Don’t forget about mediation! Nearly every commercial litigation will be ordered to mediation at least once during its lifetime. Mediation is essentially a settlement negotiation where a trained, neutral professional helps direct the parties’ discussions. A good mediator can help craft a win-win resolution to what otherwise appears an intractable situation.Engaging in early mediation (for instance, even before a lawsuit is filed) is a good way to avoid the dispute taking on a life of its own in litigation. Of course, you need to get the other side to agree to mediation and a mediator — the mediators themselves can assist in this.

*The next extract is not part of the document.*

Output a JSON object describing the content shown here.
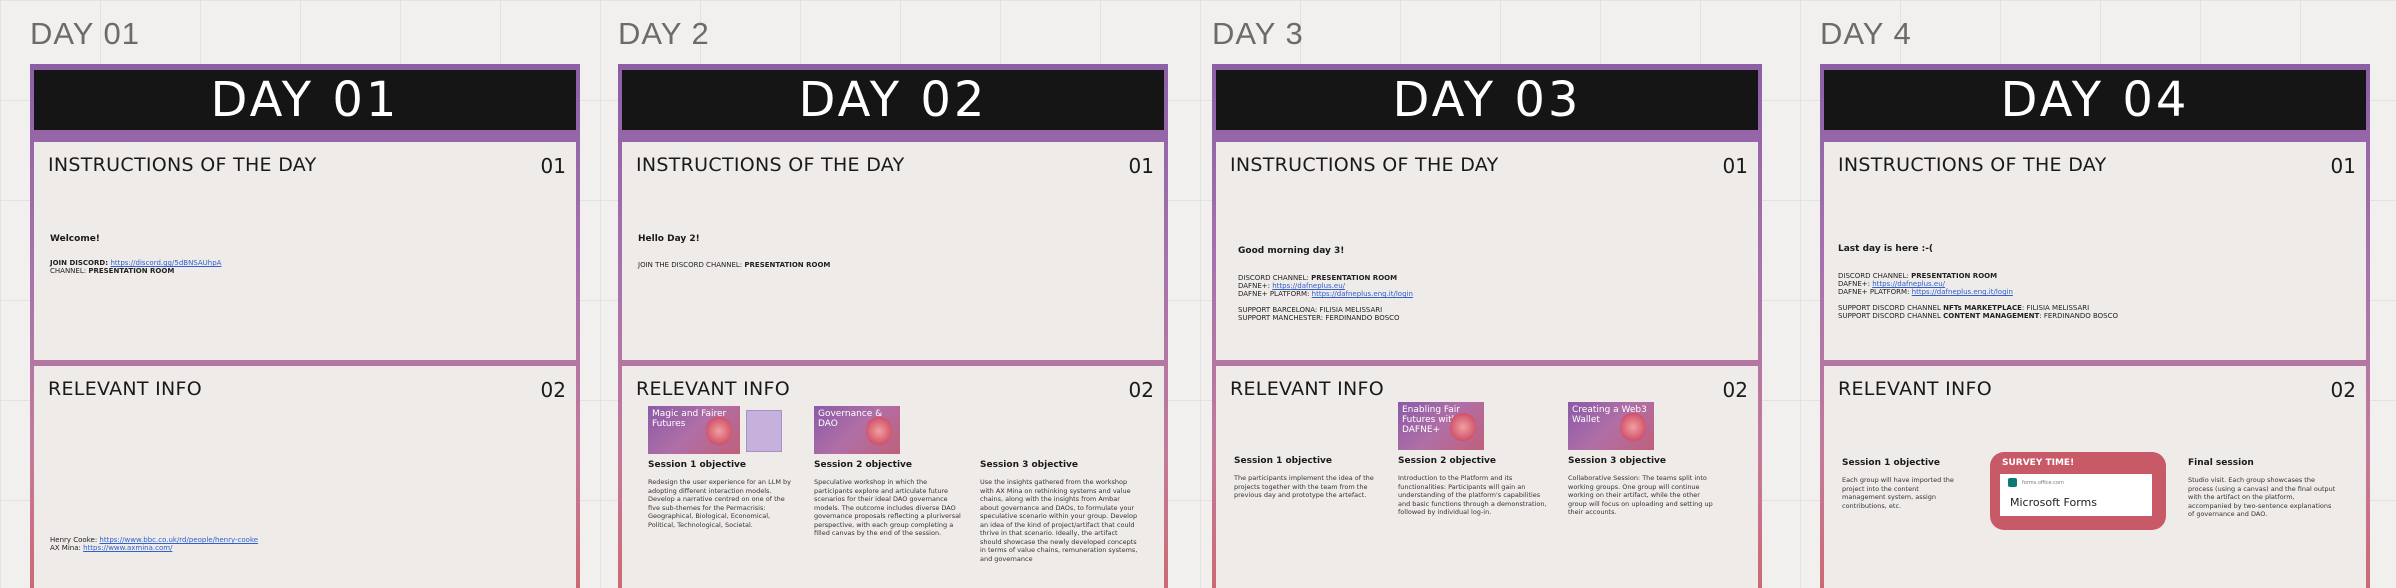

Litigation has been one of the top 10 most unpleasant experiences in my life.Divorce, a minor professional incident and a very minor small claims matter.They were all nerve wracking, time consuming and emotionally very charged.It seems like litigation dredges a snake pit for the breeding of anger, greed,envy, jealously, and often the other deadly sins.During dark times I take great comfort in the wisdom from Rudyard Kipling’s opening to his poem “IF”;”If you can keep your head when all about youAre losing theirs and blaming it on you,If you can trust yourself when all men doubt you,But make allowance for their doubting too.If you can wait and not be tired by waiting,Or being lied about, don’t deal in lies,Or being hated, don’t give way to hating,And yet don’t look too good, nor talk too wise:”